WORK ITEM =>
Your answer must match the data word for word.

DATASET =>
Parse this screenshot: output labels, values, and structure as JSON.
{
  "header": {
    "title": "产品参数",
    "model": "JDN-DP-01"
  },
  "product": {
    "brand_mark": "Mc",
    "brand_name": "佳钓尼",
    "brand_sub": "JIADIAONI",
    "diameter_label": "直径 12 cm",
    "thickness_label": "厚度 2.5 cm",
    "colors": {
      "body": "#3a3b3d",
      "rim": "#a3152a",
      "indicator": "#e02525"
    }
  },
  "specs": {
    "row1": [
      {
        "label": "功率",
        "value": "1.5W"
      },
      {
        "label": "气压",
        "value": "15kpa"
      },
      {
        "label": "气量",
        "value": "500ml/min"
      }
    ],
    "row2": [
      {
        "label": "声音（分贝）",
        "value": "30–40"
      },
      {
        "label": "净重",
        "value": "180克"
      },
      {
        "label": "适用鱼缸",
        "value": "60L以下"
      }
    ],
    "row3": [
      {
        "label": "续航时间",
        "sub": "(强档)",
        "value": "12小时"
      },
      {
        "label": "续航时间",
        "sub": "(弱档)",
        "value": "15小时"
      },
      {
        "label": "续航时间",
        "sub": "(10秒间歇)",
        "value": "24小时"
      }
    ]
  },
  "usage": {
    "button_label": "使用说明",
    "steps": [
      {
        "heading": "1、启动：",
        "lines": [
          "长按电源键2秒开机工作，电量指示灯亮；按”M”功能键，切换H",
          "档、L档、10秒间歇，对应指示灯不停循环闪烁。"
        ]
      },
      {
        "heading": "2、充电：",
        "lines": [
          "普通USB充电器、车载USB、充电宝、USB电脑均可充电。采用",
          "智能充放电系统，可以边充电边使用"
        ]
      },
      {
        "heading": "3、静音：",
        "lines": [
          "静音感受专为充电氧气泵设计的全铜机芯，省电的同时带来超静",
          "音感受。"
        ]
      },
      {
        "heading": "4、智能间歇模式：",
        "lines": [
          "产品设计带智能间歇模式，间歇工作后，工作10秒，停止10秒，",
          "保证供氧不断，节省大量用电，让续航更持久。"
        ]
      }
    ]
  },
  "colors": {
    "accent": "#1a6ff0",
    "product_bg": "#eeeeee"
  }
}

RESPONSE TO THE TASK =>
Parse this screenshot: output labels, values, and structure as JSON.
{
  "header": {
    "title": "产品参数",
    "model": "JDN-DP-01"
  },
  "product": {
    "brand_mark": "Mc",
    "brand_name": "佳钓尼",
    "brand_sub": "JIADIAONI",
    "diameter_label": "直径 12 cm",
    "thickness_label": "厚度 2.5 cm",
    "colors": {
      "body": "#3a3b3d",
      "rim": "#a3152a",
      "indicator": "#e02525"
    }
  },
  "specs": {
    "row1": [
      {
        "label": "功率",
        "value": "1.5W"
      },
      {
        "label": "气压",
        "value": "15kpa"
      },
      {
        "label": "气量",
        "value": "500ml/min"
      }
    ],
    "row2": [
      {
        "label": "声音（分贝）",
        "value": "30–40"
      },
      {
        "label": "净重",
        "value": "180克"
      },
      {
        "label": "适用鱼缸",
        "value": "60L以下"
      }
    ],
    "row3": [
      {
        "label": "续航时间",
        "sub": "(强档)",
        "value": "12小时"
      },
      {
        "label": "续航时间",
        "sub": "(弱档)",
        "value": "15小时"
      },
      {
        "label": "续航时间",
        "sub": "(10秒间歇)",
        "value": "24小时"
      }
    ]
  },
  "usage": {
    "button_label": "使用说明",
    "steps": [
      {
        "heading": "1、启动：",
        "lines": [
          "长按电源键2秒开机工作，电量指示灯亮；按”M”功能键，切换H",
          "档、L档、10秒间歇，对应指示灯不停循环闪烁。"
        ]
      },
      {
        "heading": "2、充电：",
        "lines": [
          "普通USB充电器、车载USB、充电宝、USB电脑均可充电。采用",
          "智能充放电系统，可以边充电边使用"
        ]
      },
      {
        "heading": "3、静音：",
        "lines": [
          "静音感受专为充电氧气泵设计的全铜机芯，省电的同时带来超静",
          "音感受。"
        ]
      },
      {
        "heading": "4、智能间歇模式：",
        "lines": [
          "产品设计带智能间歇模式，间歇工作后，工作10秒，停止10秒，",
          "保证供氧不断，节省大量用电，让续航更持久。"
        ]
      }
    ]
  },
  "colors": {
    "accent": "#1a6ff0",
    "product_bg": "#eeeeee"
  }
}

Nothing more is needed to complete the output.